* [REQUIRED WORK]
Please output the lines shown below exactly as they appear.

Start of RECORDS SHOWN

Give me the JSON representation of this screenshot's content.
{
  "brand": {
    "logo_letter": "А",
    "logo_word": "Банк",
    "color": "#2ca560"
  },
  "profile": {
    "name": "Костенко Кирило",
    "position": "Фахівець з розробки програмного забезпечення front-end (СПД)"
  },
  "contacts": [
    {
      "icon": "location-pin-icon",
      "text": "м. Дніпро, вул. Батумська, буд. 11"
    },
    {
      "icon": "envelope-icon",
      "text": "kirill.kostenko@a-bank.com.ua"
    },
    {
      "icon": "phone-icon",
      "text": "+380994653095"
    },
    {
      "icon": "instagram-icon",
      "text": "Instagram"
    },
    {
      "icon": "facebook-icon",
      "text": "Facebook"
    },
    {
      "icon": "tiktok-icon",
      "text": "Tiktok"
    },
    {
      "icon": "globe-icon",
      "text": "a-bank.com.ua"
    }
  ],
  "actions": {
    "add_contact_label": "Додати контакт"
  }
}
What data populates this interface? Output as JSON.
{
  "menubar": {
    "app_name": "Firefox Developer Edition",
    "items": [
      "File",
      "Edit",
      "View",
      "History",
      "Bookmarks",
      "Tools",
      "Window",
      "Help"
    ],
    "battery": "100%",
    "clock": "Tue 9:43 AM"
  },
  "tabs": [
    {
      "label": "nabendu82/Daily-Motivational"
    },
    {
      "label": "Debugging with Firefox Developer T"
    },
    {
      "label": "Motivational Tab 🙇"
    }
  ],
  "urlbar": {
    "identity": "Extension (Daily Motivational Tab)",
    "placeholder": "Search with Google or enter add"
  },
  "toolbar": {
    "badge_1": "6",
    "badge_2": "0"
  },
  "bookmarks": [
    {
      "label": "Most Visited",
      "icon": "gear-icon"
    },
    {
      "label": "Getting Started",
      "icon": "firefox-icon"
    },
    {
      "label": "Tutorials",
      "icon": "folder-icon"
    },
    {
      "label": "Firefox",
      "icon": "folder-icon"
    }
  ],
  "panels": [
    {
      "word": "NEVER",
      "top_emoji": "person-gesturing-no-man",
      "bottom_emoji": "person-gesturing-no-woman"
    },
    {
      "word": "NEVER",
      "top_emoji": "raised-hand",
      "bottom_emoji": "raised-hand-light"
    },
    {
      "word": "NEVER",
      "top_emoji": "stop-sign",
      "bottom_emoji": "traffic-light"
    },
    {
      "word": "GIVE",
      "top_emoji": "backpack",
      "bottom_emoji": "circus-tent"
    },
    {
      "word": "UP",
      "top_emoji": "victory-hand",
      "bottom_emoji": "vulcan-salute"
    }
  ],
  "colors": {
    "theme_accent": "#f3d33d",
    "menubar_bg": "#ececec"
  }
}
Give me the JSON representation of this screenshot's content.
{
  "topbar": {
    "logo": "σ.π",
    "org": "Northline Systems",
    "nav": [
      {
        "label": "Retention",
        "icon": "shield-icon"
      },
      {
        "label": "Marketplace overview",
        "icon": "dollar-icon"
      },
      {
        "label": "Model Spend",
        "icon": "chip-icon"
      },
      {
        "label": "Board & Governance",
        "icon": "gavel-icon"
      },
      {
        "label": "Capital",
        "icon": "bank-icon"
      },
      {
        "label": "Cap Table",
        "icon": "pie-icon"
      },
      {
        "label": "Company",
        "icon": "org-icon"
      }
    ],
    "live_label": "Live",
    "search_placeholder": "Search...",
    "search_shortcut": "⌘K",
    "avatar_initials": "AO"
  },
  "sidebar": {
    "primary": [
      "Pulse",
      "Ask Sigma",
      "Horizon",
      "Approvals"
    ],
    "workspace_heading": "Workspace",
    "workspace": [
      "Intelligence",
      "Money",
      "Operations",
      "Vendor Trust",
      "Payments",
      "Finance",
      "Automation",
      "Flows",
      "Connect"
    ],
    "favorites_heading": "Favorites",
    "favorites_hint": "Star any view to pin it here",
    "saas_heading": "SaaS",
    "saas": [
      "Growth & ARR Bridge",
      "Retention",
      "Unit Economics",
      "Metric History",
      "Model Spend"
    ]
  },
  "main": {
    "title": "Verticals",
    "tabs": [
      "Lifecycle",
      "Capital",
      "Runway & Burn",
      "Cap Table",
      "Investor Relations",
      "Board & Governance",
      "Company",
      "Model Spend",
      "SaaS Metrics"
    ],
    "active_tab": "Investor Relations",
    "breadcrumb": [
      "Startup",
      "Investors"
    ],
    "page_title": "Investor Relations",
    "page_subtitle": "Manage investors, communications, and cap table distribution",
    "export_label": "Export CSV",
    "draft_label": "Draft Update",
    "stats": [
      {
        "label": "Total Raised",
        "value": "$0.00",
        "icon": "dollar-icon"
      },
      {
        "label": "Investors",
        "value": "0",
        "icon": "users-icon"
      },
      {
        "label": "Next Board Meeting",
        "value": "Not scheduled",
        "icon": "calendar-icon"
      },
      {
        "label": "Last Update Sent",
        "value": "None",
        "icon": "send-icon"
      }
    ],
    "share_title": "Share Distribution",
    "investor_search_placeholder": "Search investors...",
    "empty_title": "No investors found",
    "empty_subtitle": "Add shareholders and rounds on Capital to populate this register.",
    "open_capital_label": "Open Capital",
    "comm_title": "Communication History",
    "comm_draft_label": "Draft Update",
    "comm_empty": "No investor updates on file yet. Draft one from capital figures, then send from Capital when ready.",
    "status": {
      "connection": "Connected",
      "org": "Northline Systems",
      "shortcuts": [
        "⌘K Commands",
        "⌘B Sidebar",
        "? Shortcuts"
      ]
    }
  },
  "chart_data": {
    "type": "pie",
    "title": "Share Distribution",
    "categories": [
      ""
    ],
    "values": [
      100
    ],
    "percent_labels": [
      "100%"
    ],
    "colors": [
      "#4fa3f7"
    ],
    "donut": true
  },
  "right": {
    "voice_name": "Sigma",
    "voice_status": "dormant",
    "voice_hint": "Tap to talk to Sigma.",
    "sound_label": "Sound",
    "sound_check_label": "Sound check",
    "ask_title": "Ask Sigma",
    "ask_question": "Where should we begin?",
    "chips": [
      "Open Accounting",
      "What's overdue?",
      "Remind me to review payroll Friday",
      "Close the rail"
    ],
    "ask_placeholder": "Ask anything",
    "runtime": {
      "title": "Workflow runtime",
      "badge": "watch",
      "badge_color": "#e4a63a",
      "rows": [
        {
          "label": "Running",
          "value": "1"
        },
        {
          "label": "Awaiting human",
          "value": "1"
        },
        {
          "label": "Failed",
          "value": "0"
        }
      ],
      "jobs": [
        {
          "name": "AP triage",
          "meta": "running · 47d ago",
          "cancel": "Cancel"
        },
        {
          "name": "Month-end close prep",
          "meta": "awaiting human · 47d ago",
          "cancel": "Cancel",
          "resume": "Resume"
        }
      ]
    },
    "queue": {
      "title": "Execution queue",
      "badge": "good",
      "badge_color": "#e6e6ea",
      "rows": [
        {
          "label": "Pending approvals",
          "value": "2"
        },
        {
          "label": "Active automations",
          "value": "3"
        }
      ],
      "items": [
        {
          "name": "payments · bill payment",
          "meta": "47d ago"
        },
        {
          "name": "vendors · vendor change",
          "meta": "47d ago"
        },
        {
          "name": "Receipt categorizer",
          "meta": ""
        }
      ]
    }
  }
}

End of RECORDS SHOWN

* [RESULT OF THE TASK]
Give me the JSON representation of this screenshot's content.
{
  "brand": {
    "logo_letter": "А",
    "logo_word": "Банк",
    "color": "#2ca560"
  },
  "profile": {
    "name": "Костенко Кирило",
    "position": "Фахівець з розробки програмного забезпечення front-end (СПД)"
  },
  "contacts": [
    {
      "icon": "location-pin-icon",
      "text": "м. Дніпро, вул. Батумська, буд. 11"
    },
    {
      "icon": "envelope-icon",
      "text": "kirill.kostenko@a-bank.com.ua"
    },
    {
      "icon": "phone-icon",
      "text": "+380994653095"
    },
    {
      "icon": "instagram-icon",
      "text": "Instagram"
    },
    {
      "icon": "facebook-icon",
      "text": "Facebook"
    },
    {
      "icon": "tiktok-icon",
      "text": "Tiktok"
    },
    {
      "icon": "globe-icon",
      "text": "a-bank.com.ua"
    }
  ],
  "actions": {
    "add_contact_label": "Додати контакт"
  }
}
What data populates this interface? Output as JSON.
{
  "menubar": {
    "app_name": "Firefox Developer Edition",
    "items": [
      "File",
      "Edit",
      "View",
      "History",
      "Bookmarks",
      "Tools",
      "Window",
      "Help"
    ],
    "battery": "100%",
    "clock": "Tue 9:43 AM"
  },
  "tabs": [
    {
      "label": "nabendu82/Daily-Motivational"
    },
    {
      "label": "Debugging with Firefox Developer T"
    },
    {
      "label": "Motivational Tab 🙇"
    }
  ],
  "urlbar": {
    "identity": "Extension (Daily Motivational Tab)",
    "placeholder": "Search with Google or enter add"
  },
  "toolbar": {
    "badge_1": "6",
    "badge_2": "0"
  },
  "bookmarks": [
    {
      "label": "Most Visited",
      "icon": "gear-icon"
    },
    {
      "label": "Getting Started",
      "icon": "firefox-icon"
    },
    {
      "label": "Tutorials",
      "icon": "folder-icon"
    },
    {
      "label": "Firefox",
      "icon": "folder-icon"
    }
  ],
  "panels": [
    {
      "word": "NEVER",
      "top_emoji": "person-gesturing-no-man",
      "bottom_emoji": "person-gesturing-no-woman"
    },
    {
      "word": "NEVER",
      "top_emoji": "raised-hand",
      "bottom_emoji": "raised-hand-light"
    },
    {
      "word": "NEVER",
      "top_emoji": "stop-sign",
      "bottom_emoji": "traffic-light"
    },
    {
      "word": "GIVE",
      "top_emoji": "backpack",
      "bottom_emoji": "circus-tent"
    },
    {
      "word": "UP",
      "top_emoji": "victory-hand",
      "bottom_emoji": "vulcan-salute"
    }
  ],
  "colors": {
    "theme_accent": "#f3d33d",
    "menubar_bg": "#ececec"
  }
}
Give me the JSON representation of this screenshot's content.
{
  "topbar": {
    "logo": "σ.π",
    "org": "Northline Systems",
    "nav": [
      {
        "label": "Retention",
        "icon": "shield-icon"
      },
      {
        "label": "Marketplace overview",
        "icon": "dollar-icon"
      },
      {
        "label": "Model Spend",
        "icon": "chip-icon"
      },
      {
        "label": "Board & Governance",
        "icon": "gavel-icon"
      },
      {
        "label": "Capital",
        "icon": "bank-icon"
      },
      {
        "label": "Cap Table",
        "icon": "pie-icon"
      },
      {
        "label": "Company",
        "icon": "org-icon"
      }
    ],
    "live_label": "Live",
    "search_placeholder": "Search...",
    "search_shortcut": "⌘K",
    "avatar_initials": "AO"
  },
  "sidebar": {
    "primary": [
      "Pulse",
      "Ask Sigma",
      "Horizon",
      "Approvals"
    ],
    "workspace_heading": "Workspace",
    "workspace": [
      "Intelligence",
      "Money",
      "Operations",
      "Vendor Trust",
      "Payments",
      "Finance",
      "Automation",
      "Flows",
      "Connect"
    ],
    "favorites_heading": "Favorites",
    "favorites_hint": "Star any view to pin it here",
    "saas_heading": "SaaS",
    "saas": [
      "Growth & ARR Bridge",
      "Retention",
      "Unit Economics",
      "Metric History",
      "Model Spend"
    ]
  },
  "main": {
    "title": "Verticals",
    "tabs": [
      "Lifecycle",
      "Capital",
      "Runway & Burn",
      "Cap Table",
      "Investor Relations",
      "Board & Governance",
      "Company",
      "Model Spend",
      "SaaS Metrics"
    ],
    "active_tab": "Investor Relations",
    "breadcrumb": [
      "Startup",
      "Investors"
    ],
    "page_title": "Investor Relations",
    "page_subtitle": "Manage investors, communications, and cap table distribution",
    "export_label": "Export CSV",
    "draft_label": "Draft Update",
    "stats": [
      {
        "label": "Total Raised",
        "value": "$0.00",
        "icon": "dollar-icon"
      },
      {
        "label": "Investors",
        "value": "0",
        "icon": "users-icon"
      },
      {
        "label": "Next Board Meeting",
        "value": "Not scheduled",
        "icon": "calendar-icon"
      },
      {
        "label": "Last Update Sent",
        "value": "None",
        "icon": "send-icon"
      }
    ],
    "share_title": "Share Distribution",
    "investor_search_placeholder": "Search investors...",
    "empty_title": "No investors found",
    "empty_subtitle": "Add shareholders and rounds on Capital to populate this register.",
    "open_capital_label": "Open Capital",
    "comm_title": "Communication History",
    "comm_draft_label": "Draft Update",
    "comm_empty": "No investor updates on file yet. Draft one from capital figures, then send from Capital when ready.",
    "status": {
      "connection": "Connected",
      "org": "Northline Systems",
      "shortcuts": [
        "⌘K Commands",
        "⌘B Sidebar",
        "? Shortcuts"
      ]
    }
  },
  "chart_data": {
    "type": "pie",
    "title": "Share Distribution",
    "categories": [
      ""
    ],
    "values": [
      100
    ],
    "percent_labels": [
      "100%"
    ],
    "colors": [
      "#4fa3f7"
    ],
    "donut": true
  },
  "right": {
    "voice_name": "Sigma",
    "voice_status": "dormant",
    "voice_hint": "Tap to talk to Sigma.",
    "sound_label": "Sound",
    "sound_check_label": "Sound check",
    "ask_title": "Ask Sigma",
    "ask_question": "Where should we begin?",
    "chips": [
      "Open Accounting",
      "What's overdue?",
      "Remind me to review payroll Friday",
      "Close the rail"
    ],
    "ask_placeholder": "Ask anything",
    "runtime": {
      "title": "Workflow runtime",
      "badge": "watch",
      "badge_color": "#e4a63a",
      "rows": [
        {
          "label": "Running",
          "value": "1"
        },
        {
          "label": "Awaiting human",
          "value": "1"
        },
        {
          "label": "Failed",
          "value": "0"
        }
      ],
      "jobs": [
        {
          "name": "AP triage",
          "meta": "running · 47d ago",
          "cancel": "Cancel"
        },
        {
          "name": "Month-end close prep",
          "meta": "awaiting human · 47d ago",
          "cancel": "Cancel",
          "resume": "Resume"
        }
      ]
    },
    "queue": {
      "title": "Execution queue",
      "badge": "good",
      "badge_color": "#e6e6ea",
      "rows": [
        {
          "label": "Pending approvals",
          "value": "2"
        },
        {
          "label": "Active automations",
          "value": "3"
        }
      ],
      "items": [
        {
          "name": "payments · bill payment",
          "meta": "47d ago"
        },
        {
          "name": "vendors · vendor change",
          "meta": "47d ago"
        },
        {
          "name": "Receipt categorizer",
          "meta": ""
        }
      ]
    }
  }
}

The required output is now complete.